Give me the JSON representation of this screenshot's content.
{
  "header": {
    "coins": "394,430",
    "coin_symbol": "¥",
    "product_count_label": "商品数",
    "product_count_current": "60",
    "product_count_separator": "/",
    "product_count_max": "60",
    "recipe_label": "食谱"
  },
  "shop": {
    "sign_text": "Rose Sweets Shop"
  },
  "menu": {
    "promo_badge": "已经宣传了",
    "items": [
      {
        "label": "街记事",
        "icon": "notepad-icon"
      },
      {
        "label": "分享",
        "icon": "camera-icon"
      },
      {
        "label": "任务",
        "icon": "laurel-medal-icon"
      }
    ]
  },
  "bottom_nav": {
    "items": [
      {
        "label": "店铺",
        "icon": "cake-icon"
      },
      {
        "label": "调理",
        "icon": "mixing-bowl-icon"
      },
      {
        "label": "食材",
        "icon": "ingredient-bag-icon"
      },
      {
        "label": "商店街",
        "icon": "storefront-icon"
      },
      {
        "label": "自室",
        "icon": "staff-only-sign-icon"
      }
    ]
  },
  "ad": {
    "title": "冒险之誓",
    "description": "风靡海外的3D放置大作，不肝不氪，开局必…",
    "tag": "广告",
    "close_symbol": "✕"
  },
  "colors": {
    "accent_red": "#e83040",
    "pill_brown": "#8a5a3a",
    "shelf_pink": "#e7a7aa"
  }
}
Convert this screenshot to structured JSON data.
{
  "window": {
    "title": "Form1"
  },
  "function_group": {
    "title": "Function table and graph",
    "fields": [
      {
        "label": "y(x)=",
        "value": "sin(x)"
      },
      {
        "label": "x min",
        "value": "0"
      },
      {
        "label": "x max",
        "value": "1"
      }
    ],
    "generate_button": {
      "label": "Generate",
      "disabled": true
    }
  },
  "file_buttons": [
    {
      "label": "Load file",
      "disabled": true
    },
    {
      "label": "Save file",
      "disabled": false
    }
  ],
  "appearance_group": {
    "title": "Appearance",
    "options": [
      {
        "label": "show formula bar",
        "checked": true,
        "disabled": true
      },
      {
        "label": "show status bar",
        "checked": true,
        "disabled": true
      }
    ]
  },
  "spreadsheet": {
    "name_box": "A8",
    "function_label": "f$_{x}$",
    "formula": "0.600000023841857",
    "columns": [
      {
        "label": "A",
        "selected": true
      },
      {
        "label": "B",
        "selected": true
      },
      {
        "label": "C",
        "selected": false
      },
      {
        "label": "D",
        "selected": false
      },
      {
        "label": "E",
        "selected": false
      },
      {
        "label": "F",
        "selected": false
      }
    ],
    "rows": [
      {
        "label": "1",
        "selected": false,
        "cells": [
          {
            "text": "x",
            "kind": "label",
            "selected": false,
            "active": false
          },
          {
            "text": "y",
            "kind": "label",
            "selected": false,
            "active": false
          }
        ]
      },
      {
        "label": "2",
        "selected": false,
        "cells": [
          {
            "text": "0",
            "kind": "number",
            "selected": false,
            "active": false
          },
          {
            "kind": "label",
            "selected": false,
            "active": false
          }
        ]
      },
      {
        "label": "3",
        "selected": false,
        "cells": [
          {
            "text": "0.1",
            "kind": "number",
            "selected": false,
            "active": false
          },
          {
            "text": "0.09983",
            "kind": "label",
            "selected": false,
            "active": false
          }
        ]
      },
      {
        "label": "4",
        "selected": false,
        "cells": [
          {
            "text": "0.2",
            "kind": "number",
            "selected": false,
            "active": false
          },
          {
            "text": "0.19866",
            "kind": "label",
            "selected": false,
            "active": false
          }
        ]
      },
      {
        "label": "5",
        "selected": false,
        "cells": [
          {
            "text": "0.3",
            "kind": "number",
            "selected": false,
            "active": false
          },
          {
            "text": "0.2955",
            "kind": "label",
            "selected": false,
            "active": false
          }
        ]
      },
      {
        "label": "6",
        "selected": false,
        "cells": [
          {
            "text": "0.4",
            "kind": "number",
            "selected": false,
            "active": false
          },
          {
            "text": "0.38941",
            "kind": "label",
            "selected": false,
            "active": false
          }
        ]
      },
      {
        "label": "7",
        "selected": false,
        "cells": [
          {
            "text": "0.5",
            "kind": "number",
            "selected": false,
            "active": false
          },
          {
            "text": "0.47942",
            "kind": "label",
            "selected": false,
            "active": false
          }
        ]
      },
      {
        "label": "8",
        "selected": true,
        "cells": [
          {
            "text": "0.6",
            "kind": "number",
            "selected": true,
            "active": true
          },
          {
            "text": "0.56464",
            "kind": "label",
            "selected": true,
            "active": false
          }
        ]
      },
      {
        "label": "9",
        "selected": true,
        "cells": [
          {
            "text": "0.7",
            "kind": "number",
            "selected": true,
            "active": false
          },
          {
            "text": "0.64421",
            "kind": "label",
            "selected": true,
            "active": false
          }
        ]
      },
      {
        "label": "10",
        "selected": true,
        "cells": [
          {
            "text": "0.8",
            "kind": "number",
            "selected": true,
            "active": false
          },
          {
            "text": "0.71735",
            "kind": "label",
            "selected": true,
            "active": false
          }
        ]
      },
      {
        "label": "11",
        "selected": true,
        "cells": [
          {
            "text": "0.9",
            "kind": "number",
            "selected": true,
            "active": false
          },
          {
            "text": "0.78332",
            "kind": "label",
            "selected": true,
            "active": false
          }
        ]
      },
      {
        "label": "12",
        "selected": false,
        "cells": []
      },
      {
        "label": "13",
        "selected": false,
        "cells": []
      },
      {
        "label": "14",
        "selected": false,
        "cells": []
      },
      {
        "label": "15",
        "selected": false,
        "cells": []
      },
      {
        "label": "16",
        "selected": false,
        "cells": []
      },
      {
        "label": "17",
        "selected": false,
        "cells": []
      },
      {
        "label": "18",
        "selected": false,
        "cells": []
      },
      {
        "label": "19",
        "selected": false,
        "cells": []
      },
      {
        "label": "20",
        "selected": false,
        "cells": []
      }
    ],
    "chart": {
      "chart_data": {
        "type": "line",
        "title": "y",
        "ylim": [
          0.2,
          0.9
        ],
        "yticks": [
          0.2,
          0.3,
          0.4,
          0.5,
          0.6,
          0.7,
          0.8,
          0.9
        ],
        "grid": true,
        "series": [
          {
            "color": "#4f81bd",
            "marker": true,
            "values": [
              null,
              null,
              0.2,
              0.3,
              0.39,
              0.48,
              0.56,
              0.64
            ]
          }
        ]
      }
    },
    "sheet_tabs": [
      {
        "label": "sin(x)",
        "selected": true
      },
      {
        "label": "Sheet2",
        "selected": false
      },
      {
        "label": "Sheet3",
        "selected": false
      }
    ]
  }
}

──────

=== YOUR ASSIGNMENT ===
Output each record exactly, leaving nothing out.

=== SOLUTION FOR THIS TASK ===
Give me the JSON representation of this screenshot's content.
{
  "header": {
    "coins": "394,430",
    "coin_symbol": "¥",
    "product_count_label": "商品数",
    "product_count_current": "60",
    "product_count_separator": "/",
    "product_count_max": "60",
    "recipe_label": "食谱"
  },
  "shop": {
    "sign_text": "Rose Sweets Shop"
  },
  "menu": {
    "promo_badge": "已经宣传了",
    "items": [
      {
        "label": "街记事",
        "icon": "notepad-icon"
      },
      {
        "label": "分享",
        "icon": "camera-icon"
      },
      {
        "label": "任务",
        "icon": "laurel-medal-icon"
      }
    ]
  },
  "bottom_nav": {
    "items": [
      {
        "label": "店铺",
        "icon": "cake-icon"
      },
      {
        "label": "调理",
        "icon": "mixing-bowl-icon"
      },
      {
        "label": "食材",
        "icon": "ingredient-bag-icon"
      },
      {
        "label": "商店街",
        "icon": "storefront-icon"
      },
      {
        "label": "自室",
        "icon": "staff-only-sign-icon"
      }
    ]
  },
  "ad": {
    "title": "冒险之誓",
    "description": "风靡海外的3D放置大作，不肝不氪，开局必…",
    "tag": "广告",
    "close_symbol": "✕"
  },
  "colors": {
    "accent_red": "#e83040",
    "pill_brown": "#8a5a3a",
    "shelf_pink": "#e7a7aa"
  }
}
Convert this screenshot to structured JSON data.
{
  "window": {
    "title": "Form1"
  },
  "function_group": {
    "title": "Function table and graph",
    "fields": [
      {
        "label": "y(x)=",
        "value": "sin(x)"
      },
      {
        "label": "x min",
        "value": "0"
      },
      {
        "label": "x max",
        "value": "1"
      }
    ],
    "generate_button": {
      "label": "Generate",
      "disabled": true
    }
  },
  "file_buttons": [
    {
      "label": "Load file",
      "disabled": true
    },
    {
      "label": "Save file",
      "disabled": false
    }
  ],
  "appearance_group": {
    "title": "Appearance",
    "options": [
      {
        "label": "show formula bar",
        "checked": true,
        "disabled": true
      },
      {
        "label": "show status bar",
        "checked": true,
        "disabled": true
      }
    ]
  },
  "spreadsheet": {
    "name_box": "A8",
    "function_label": "f$_{x}$",
    "formula": "0.600000023841857",
    "columns": [
      {
        "label": "A",
        "selected": true
      },
      {
        "label": "B",
        "selected": true
      },
      {
        "label": "C",
        "selected": false
      },
      {
        "label": "D",
        "selected": false
      },
      {
        "label": "E",
        "selected": false
      },
      {
        "label": "F",
        "selected": false
      }
    ],
    "rows": [
      {
        "label": "1",
        "selected": false,
        "cells": [
          {
            "text": "x",
            "kind": "label",
            "selected": false,
            "active": false
          },
          {
            "text": "y",
            "kind": "label",
            "selected": false,
            "active": false
          }
        ]
      },
      {
        "label": "2",
        "selected": false,
        "cells": [
          {
            "text": "0",
            "kind": "number",
            "selected": false,
            "active": false
          },
          {
            "kind": "label",
            "selected": false,
            "active": false
          }
        ]
      },
      {
        "label": "3",
        "selected": false,
        "cells": [
          {
            "text": "0.1",
            "kind": "number",
            "selected": false,
            "active": false
          },
          {
            "text": "0.09983",
            "kind": "label",
            "selected": false,
            "active": false
          }
        ]
      },
      {
        "label": "4",
        "selected": false,
        "cells": [
          {
            "text": "0.2",
            "kind": "number",
            "selected": false,
            "active": false
          },
          {
            "text": "0.19866",
            "kind": "label",
            "selected": false,
            "active": false
          }
        ]
      },
      {
        "label": "5",
        "selected": false,
        "cells": [
          {
            "text": "0.3",
            "kind": "number",
            "selected": false,
            "active": false
          },
          {
            "text": "0.2955",
            "kind": "label",
            "selected": false,
            "active": false
          }
        ]
      },
      {
        "label": "6",
        "selected": false,
        "cells": [
          {
            "text": "0.4",
            "kind": "number",
            "selected": false,
            "active": false
          },
          {
            "text": "0.38941",
            "kind": "label",
            "selected": false,
            "active": false
          }
        ]
      },
      {
        "label": "7",
        "selected": false,
        "cells": [
          {
            "text": "0.5",
            "kind": "number",
            "selected": false,
            "active": false
          },
          {
            "text": "0.47942",
            "kind": "label",
            "selected": false,
            "active": false
          }
        ]
      },
      {
        "label": "8",
        "selected": true,
        "cells": [
          {
            "text": "0.6",
            "kind": "number",
            "selected": true,
            "active": true
          },
          {
            "text": "0.56464",
            "kind": "label",
            "selected": true,
            "active": false
          }
        ]
      },
      {
        "label": "9",
        "selected": true,
        "cells": [
          {
            "text": "0.7",
            "kind": "number",
            "selected": true,
            "active": false
          },
          {
            "text": "0.64421",
            "kind": "label",
            "selected": true,
            "active": false
          }
        ]
      },
      {
        "label": "10",
        "selected": true,
        "cells": [
          {
            "text": "0.8",
            "kind": "number",
            "selected": true,
            "active": false
          },
          {
            "text": "0.71735",
            "kind": "label",
            "selected": true,
            "active": false
          }
        ]
      },
      {
        "label": "11",
        "selected": true,
        "cells": [
          {
            "text": "0.9",
            "kind": "number",
            "selected": true,
            "active": false
          },
          {
            "text": "0.78332",
            "kind": "label",
            "selected": true,
            "active": false
          }
        ]
      },
      {
        "label": "12",
        "selected": false,
        "cells": []
      },
      {
        "label": "13",
        "selected": false,
        "cells": []
      },
      {
        "label": "14",
        "selected": false,
        "cells": []
      },
      {
        "label": "15",
        "selected": false,
        "cells": []
      },
      {
        "label": "16",
        "selected": false,
        "cells": []
      },
      {
        "label": "17",
        "selected": false,
        "cells": []
      },
      {
        "label": "18",
        "selected": false,
        "cells": []
      },
      {
        "label": "19",
        "selected": false,
        "cells": []
      },
      {
        "label": "20",
        "selected": false,
        "cells": []
      }
    ],
    "chart": {
      "chart_data": {
        "type": "line",
        "title": "y",
        "ylim": [
          0.2,
          0.9
        ],
        "yticks": [
          0.2,
          0.3,
          0.4,
          0.5,
          0.6,
          0.7,
          0.8,
          0.9
        ],
        "grid": true,
        "series": [
          {
            "color": "#4f81bd",
            "marker": true,
            "values": [
              null,
              null,
              0.2,
              0.3,
              0.39,
              0.48,
              0.56,
              0.64
            ]
          }
        ]
      }
    },
    "sheet_tabs": [
      {
        "label": "sin(x)",
        "selected": true
      },
      {
        "label": "Sheet2",
        "selected": false
      },
      {
        "label": "Sheet3",
        "selected": false
      }
    ]
  }
}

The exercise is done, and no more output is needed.